### YOUR OBJECTIVE
Throughout the entries below, report every line where "icon" is found.

### DATASET CONTENT
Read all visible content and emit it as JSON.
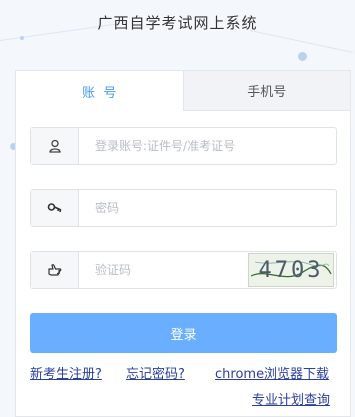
{
  "page": {
    "title": "广西自学考试网上系统"
  },
  "tabs": [
    {
      "label": "账  号"
    },
    {
      "label": "手机号"
    }
  ],
  "fields": {
    "account": {
      "placeholder": "登录账号:证件号/准考证号",
      "icon": "user-icon"
    },
    "password": {
      "placeholder": "密码",
      "icon": "key-icon"
    },
    "captcha": {
      "placeholder": "验证码",
      "icon": "hand-pointing-icon",
      "code": "4703"
    }
  },
  "login_button": {
    "label": "登录"
  },
  "links": {
    "register": "新考生注册?",
    "forgot": "忘记密码?",
    "chrome": "chrome浏览器下载",
    "plan": "专业计划查询"
  },
  "colors": {
    "accent": "#4a9af5",
    "button": "#6aafff",
    "link": "#2b3f9e"
  }
}
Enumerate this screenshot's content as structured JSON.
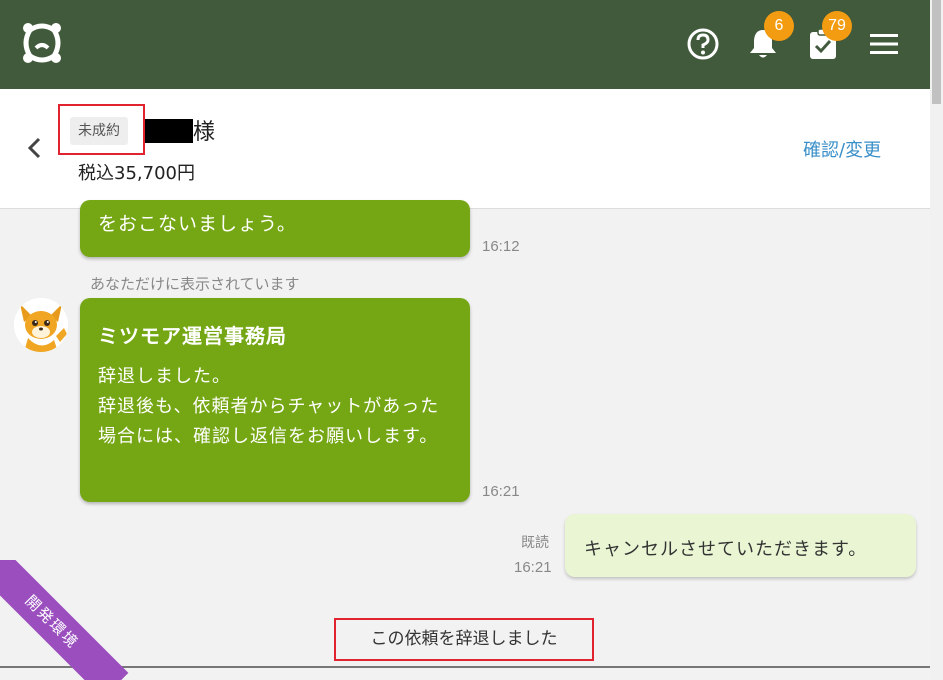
{
  "topbar": {
    "logo_icon": "app-logo-icon",
    "help_icon": "help-circle-icon",
    "bell_icon": "bell-icon",
    "task_icon": "task-check-icon",
    "menu_icon": "hamburger-menu-icon",
    "notification_count": "6",
    "task_count": "79",
    "badge_color": "#f39c12",
    "background_color": "#415a3c"
  },
  "header": {
    "status_tag": "未成約",
    "client_suffix": "様",
    "price": "税込35,700円",
    "confirm_link": "確認/変更"
  },
  "chat": {
    "messages": [
      {
        "text": "をおこないましょう。",
        "time": "16:12"
      },
      {
        "notice": "あなただけに表示されています",
        "sender": "ミツモア運営事務局",
        "body": "辞退しました。\n辞退後も、依頼者からチャットがあった場合には、確認し返信をお願いします。",
        "time": "16:21"
      },
      {
        "text": "キャンセルさせていただきます。",
        "read": "既読",
        "time": "16:21"
      }
    ],
    "system_message": "この依頼を辞退しました",
    "bubble_color": "#74a713"
  },
  "ribbon": {
    "label": "開発環境"
  }
}
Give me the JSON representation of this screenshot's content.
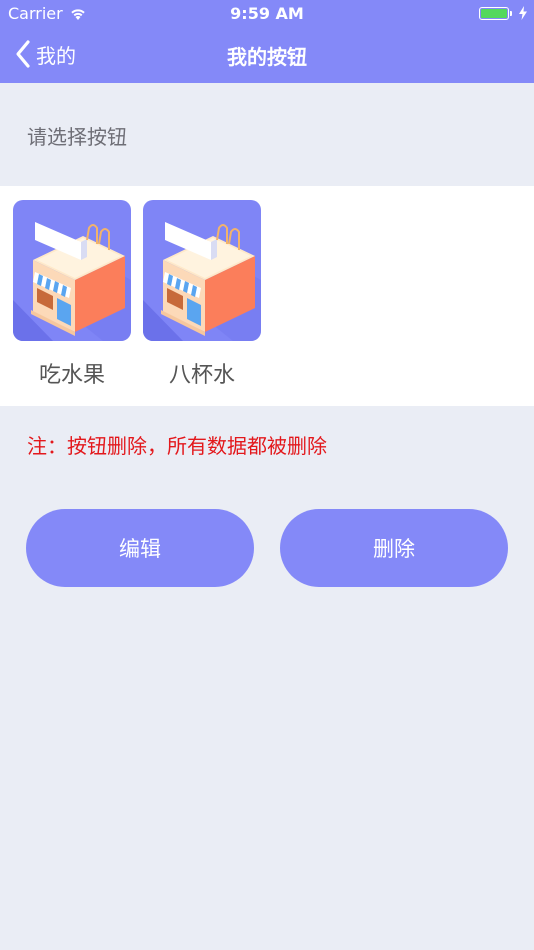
{
  "status_bar": {
    "carrier": "Carrier",
    "time": "9:59 AM",
    "battery_level": 1.0
  },
  "nav": {
    "back_label": "我的",
    "title": "我的按钮"
  },
  "prompt": "请选择按钮",
  "items": [
    {
      "label": "吃水果",
      "icon": "shop-icon"
    },
    {
      "label": "八杯水",
      "icon": "shop-icon"
    }
  ],
  "note": "注：按钮删除，所有数据都被删除",
  "actions": {
    "edit_label": "编辑",
    "delete_label": "删除"
  },
  "colors": {
    "accent": "#8489f8",
    "background": "#eaedf5",
    "warning": "#e3181c",
    "battery": "#54d85d"
  }
}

### SOLUTION FOR THIS EXERCISE
      "icon": "user-icon"
      "icon": "key-icon"
      "icon": "hand-pointing-icon",
    "logo_icon": "app-logo-icon",
    "help_icon": "help-circle-icon",
    "bell_icon": "bell-icon",
    "task_icon": "task-check-icon",
    "menu_icon": "hamburger-menu-icon",
      "icon": "shop-icon"
      "icon": "shop-icon"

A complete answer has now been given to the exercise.